Lifetime Learning Credit: An education tax credit designed to reduce the cost of college education. This credit can only be claimed once per tax return regardless of the number of children a parent has enrolled in college at the same time.
Modified Adjusted Gross Income: Adjusted annual adjusted gross income; does not include any IRA deductions, student loan interest deductions, or and other specific deduction types.
Mutual Fund: Types of investment fund that invests in a group of assets like stocks, bonds, and money market funds.
Non-Age Based Investment Options: A college savings plan portfolio that does not adjust asset allocation based on the age of the beneficiary.
Non-Qualified Withdrawal: Withdrawals from a college savings account used for non-college related expenses. Non-qualified withdrawals are subject to income tax plus a 10% penalty on earnings (not on contributions).
Pre-Paid Tuition Plans: A type of 529 plan allowing parents, grandparents, and others to prepay educational expenses for a future student at eligible colleges or universities. Most pre-paid plans do not have residency requirements.
Qualified Education Expense: Expenses approved to be paid for by the proceeds of college savings plans. Withdrawals from a college savings account used to pay qualified expenses are tax-free. Qualified expenses include tuition, fees, books, supplies, and room and board.
Qualified Withdrawal: A withdrawal from a college savings account used at eligible schools for college-related expenses. Qualified withdrawals are made tax-free and cover expenses like tuition, room and board, book and supplies, and other items, like computers, used for educational purposes.
Sales Charge (Front-End Load): Fee charged when mutual fund shares are purchased.
Stock Fund: Mutual fund that invests primarily in stocks. Different stock funds may focus on small, mid-sized, or large corporations, others on specific market sectors. Stock funds are often also called equity funds.
Tax Deductible: An expense that can be deducted from reported income on tax returns, reducing the amount of tax paid.
Tax-Deferred: Taxes that can be paid at a future date, typically when shares of certain investments are sold. Tax-deferred mutual funds, for example, can enjoy increased interest and earnings because more money is compounded in the fund.

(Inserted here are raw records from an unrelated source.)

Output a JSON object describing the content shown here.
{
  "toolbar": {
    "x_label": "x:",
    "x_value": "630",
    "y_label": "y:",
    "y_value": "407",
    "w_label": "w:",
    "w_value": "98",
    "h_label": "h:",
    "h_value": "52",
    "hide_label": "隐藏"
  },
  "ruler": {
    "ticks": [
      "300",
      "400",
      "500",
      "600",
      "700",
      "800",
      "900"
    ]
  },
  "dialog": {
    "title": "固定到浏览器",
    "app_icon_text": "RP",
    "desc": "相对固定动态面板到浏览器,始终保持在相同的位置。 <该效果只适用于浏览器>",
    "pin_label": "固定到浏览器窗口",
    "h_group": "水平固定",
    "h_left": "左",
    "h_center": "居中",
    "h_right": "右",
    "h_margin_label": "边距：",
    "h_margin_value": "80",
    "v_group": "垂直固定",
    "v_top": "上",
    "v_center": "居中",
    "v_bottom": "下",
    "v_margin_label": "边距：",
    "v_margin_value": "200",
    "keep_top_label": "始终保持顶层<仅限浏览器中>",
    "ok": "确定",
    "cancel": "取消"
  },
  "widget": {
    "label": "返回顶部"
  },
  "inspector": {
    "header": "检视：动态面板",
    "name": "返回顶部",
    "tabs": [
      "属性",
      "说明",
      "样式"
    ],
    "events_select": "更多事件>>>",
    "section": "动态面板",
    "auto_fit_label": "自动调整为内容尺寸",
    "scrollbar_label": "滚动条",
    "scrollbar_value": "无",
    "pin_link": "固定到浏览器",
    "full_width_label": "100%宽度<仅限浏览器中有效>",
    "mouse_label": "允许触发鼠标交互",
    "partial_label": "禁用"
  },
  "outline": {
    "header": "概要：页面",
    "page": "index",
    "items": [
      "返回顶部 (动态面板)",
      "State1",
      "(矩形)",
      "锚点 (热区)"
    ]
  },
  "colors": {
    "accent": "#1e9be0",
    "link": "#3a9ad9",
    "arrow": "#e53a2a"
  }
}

Uniform Gift to Minors Act (UGMA): A tax-advantaged custodial account for college savings. An adult acts as the custodian for the account, making all investment decisions until the beneficiary reaches the age of majority. At majority the beneficiary controls the account and any assets held in the account. UGMA accounts can only hold money and securities.
Uniform Transfer to Minors Act (UTMA): A tax-advantaged custodial account for college savings. An adult acts as the custodian for the account, making all investment decisions until the beneficiary reaches the age of majority. Similar to UGMA accounts, UTMA accounts can also hold real estate and other asset types.
U.S. Series EE and I Savings Bonds: Tax-advantaged provided by the government. Interest from these bonds is usually exempt from state and local taxes and can also be tax free if used to pay for qualified higher education expenses.